Flux by Lucas Pederson

Flux by Lucas Pederson
Publisher: Evernight Teen
Genre: Contemporary, Paranormal
Length: Full (190 pages)
Age Recommendation: 16+
Rating: 3.5 stars
Review by: Orchid

Bullied teenager Addy Decker has had enough of her miserable life. One night, just as she’s about to end it all, a beautiful boy appears in her bathroom, saving her life. At once intrigued and a little scared, she touches the boy and he opens her eyes to a whole different way of life. Addy finds herself in the presence of the Jaunters, a group of people on a mission to magically time travel to the past and save people at risk, as every life saved brings new life to the dead world of the future. Addy is still wrapping her head around it all when her mom is attacked by a Hell Hound. Alongside her new companions, Addy jaunts to save her, but one of them disappears with Addy’s mom to an unknown destination. Now it’s a race against time, in every dimension, to find the rogue Hell Hound, and Addy’s mom, before a plague is unleashed that will infect the fabric of history itself.

This is an unusual book with an involved story about a young girl who is about to take her own life when a boy arrives in her bathroom to stop her. The second time this happens she follows the boy to a place in the future where young people try to stop evil taking over the world and destroying it.

The girl, Addy, is a strange girl, a mixture of her background and the curves life has thrown at her. Intrigued by the future she still longs to go home.

I’m sure the author knew exactly what was happening, but I have to admit I found this story really difficult to follow. Even though I read through to the end I’m still not sure of the point of the story.
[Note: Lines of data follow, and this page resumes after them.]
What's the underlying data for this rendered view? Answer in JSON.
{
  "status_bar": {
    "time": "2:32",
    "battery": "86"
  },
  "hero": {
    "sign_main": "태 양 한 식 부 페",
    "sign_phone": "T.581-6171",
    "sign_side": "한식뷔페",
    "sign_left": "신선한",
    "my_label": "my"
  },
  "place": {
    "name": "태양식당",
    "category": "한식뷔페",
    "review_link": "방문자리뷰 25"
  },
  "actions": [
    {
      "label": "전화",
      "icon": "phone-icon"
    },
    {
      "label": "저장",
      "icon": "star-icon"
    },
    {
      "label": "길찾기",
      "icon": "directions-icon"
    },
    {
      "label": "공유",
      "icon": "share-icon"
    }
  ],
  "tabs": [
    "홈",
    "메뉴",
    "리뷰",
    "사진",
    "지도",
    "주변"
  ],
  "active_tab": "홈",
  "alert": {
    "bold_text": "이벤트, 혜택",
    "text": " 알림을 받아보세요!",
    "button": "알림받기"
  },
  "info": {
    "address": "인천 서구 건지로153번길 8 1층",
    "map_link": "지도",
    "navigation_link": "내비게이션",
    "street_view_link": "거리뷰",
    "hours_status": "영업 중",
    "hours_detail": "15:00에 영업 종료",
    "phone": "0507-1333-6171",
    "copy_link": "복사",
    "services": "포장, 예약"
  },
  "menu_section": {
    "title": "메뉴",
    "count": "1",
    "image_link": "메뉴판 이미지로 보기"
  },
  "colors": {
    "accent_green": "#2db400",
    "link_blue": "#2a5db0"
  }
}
I’ve no doubt other readers will find some depth to the book, indeed I hope they do as the actual writing and grammar was excellent.